Start of Material shown

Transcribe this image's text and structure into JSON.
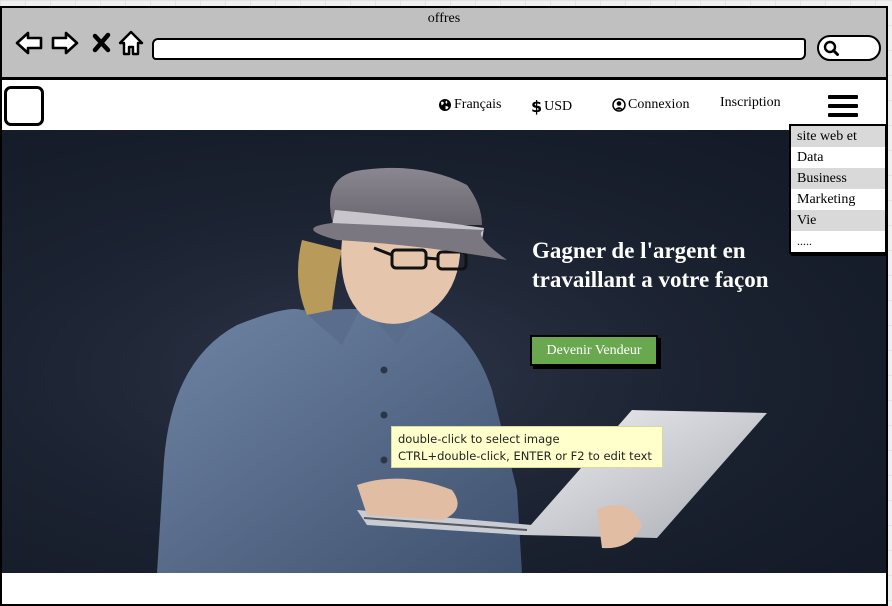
{
  "window": {
    "title": "offres"
  },
  "header": {
    "language": "Français",
    "currency": "USD",
    "login": "Connexion",
    "signup": "Inscription"
  },
  "menu": {
    "items": [
      "site web et",
      "Data",
      "Business",
      "Marketing",
      "Vie",
      "....."
    ]
  },
  "hero": {
    "headline": "Gagner de l'argent en travaillant a votre façon",
    "cta_label": "Devenir Vendeur",
    "tooltip_line1": "double-click to select image",
    "tooltip_line2": "CTRL+double-click, ENTER or F2 to edit text"
  },
  "below_fold": {
    "section_title": ""
  },
  "colors": {
    "cta_green": "#6aa84f",
    "chrome_gray": "#c0c0c0",
    "hero_bg": "#1b2231",
    "tooltip_bg": "#ffffcc"
  },
  "icons": [
    "back-arrow-icon",
    "forward-arrow-icon",
    "close-x-icon",
    "home-icon",
    "search-icon",
    "globe-icon",
    "dollar-icon",
    "user-circle-icon",
    "hamburger-icon"
  ]
}
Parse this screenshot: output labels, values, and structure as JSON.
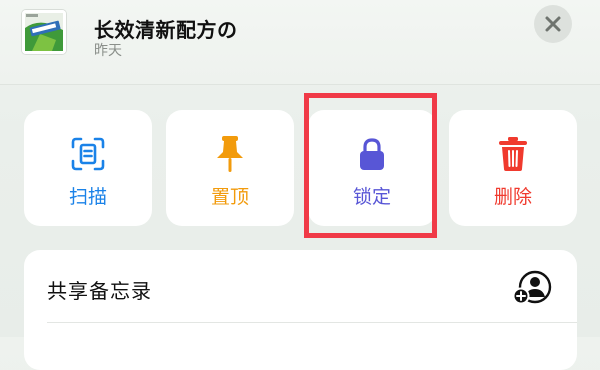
{
  "header": {
    "title": "长效清新配方の",
    "subtitle": "昨天",
    "thumbnail_icon": "gum-package-thumbnail",
    "close_icon": "close-icon"
  },
  "actions": [
    {
      "label": "扫描",
      "icon": "scan-document-icon",
      "color": "#1a82e8"
    },
    {
      "label": "置顶",
      "icon": "pin-icon",
      "color": "#f29b0c"
    },
    {
      "label": "锁定",
      "icon": "lock-icon",
      "color": "#5856d6"
    },
    {
      "label": "删除",
      "icon": "trash-icon",
      "color": "#f03a2e"
    }
  ],
  "panel": {
    "share_label": "共享备忘录",
    "share_icon": "add-person-icon"
  },
  "highlight_color": "#f03a47"
}
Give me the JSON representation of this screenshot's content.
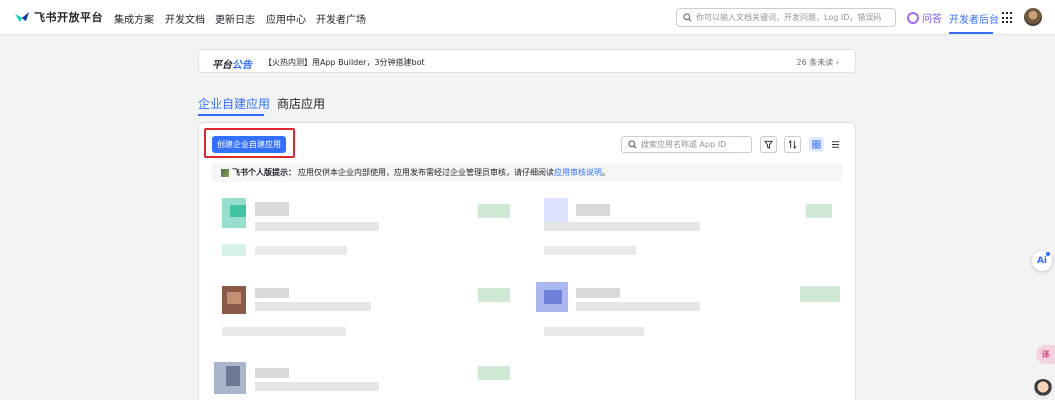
{
  "nav": {
    "logo": "飞书开放平台",
    "items": [
      "集成方案",
      "开发文档",
      "更新日志",
      "应用中心",
      "开发者广场"
    ],
    "search_placeholder": "你可以输入文档关键词，开发问题，Log ID，错误码",
    "ask": "问答",
    "console": "开发者后台"
  },
  "announcement": {
    "title_a": "平台",
    "title_b": "公告",
    "text": "【火热内测】用App Builder，3分钟搭建bot",
    "unread": "26 条未读 ›"
  },
  "tabs": [
    "企业自建应用",
    "商店应用"
  ],
  "toolbar": {
    "create_label": "创建企业自建应用",
    "search_placeholder": "搜索应用名称或 App ID"
  },
  "tip": {
    "title": "飞书个人版提示：",
    "text": "应用仅供本企业内部使用，应用发布需经过企业管理员审核，请仔细阅读",
    "link": "应用审核说明",
    "end": "。"
  },
  "floaters": {
    "ai": "Ai",
    "translate": "译"
  },
  "colors": {
    "accent": "#3370ff",
    "highlight": "#d9262f"
  }
}
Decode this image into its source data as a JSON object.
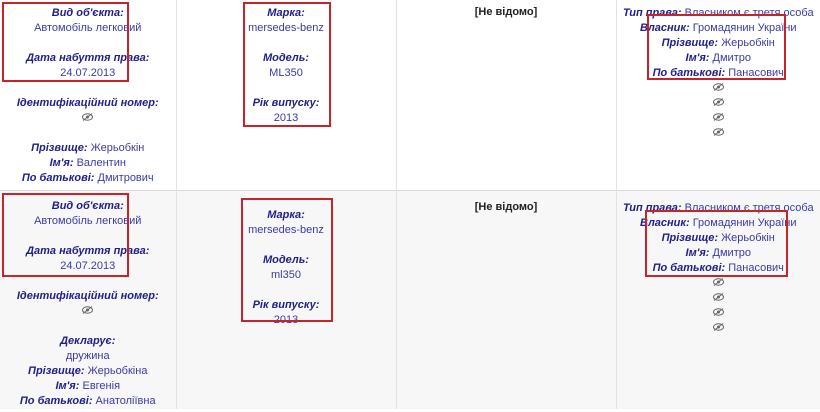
{
  "labels": {
    "object_type": "Вид об'єкта:",
    "acquired_date": "Дата набуття права:",
    "id_number": "Ідентифікаційний номер:",
    "surname": "Прізвище:",
    "name": "Ім'я:",
    "patronymic": "По батькові:",
    "brand": "Марка:",
    "model": "Модель:",
    "year": "Рік випуску:",
    "right_type": "Тип права:",
    "owner": "Власник:",
    "declarant": "Декларує:"
  },
  "rows": [
    {
      "object_type": "Автомобіль легковий",
      "acquired_date": "24.07.2013",
      "surname": "Жерьобкін",
      "name": "Валентин",
      "patronymic": "Дмитрович",
      "brand": "mersedes-benz",
      "model": "ML350",
      "year": "2013",
      "cost": "[Не відомо]",
      "right_type": "Власником є третя особа",
      "owner": "Громадянин України",
      "owner_surname": "Жерьобкін",
      "owner_name": "Дмитро",
      "owner_patronymic": "Панасович"
    },
    {
      "object_type": "Автомобіль легковий",
      "acquired_date": "24.07.2013",
      "declarant": "дружина",
      "surname": "Жерьобкіна",
      "name": "Евгенія",
      "patronymic": "Анатоліївна",
      "brand": "mersedes-benz",
      "model": "ml350",
      "year": "2013",
      "cost": "[Не відомо]",
      "right_type": "Власником є третя особа",
      "owner": "Громадянин України",
      "owner_surname": "Жерьобкін",
      "owner_name": "Дмитро",
      "owner_patronymic": "Панасович"
    }
  ],
  "colors": {
    "highlight": "#c8232a",
    "label": "#1e1e8c",
    "value": "#3a3aa8"
  },
  "icons": [
    "hidden-eye-icon"
  ]
}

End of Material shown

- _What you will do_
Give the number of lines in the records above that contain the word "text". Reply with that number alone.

- _Output for this task_
4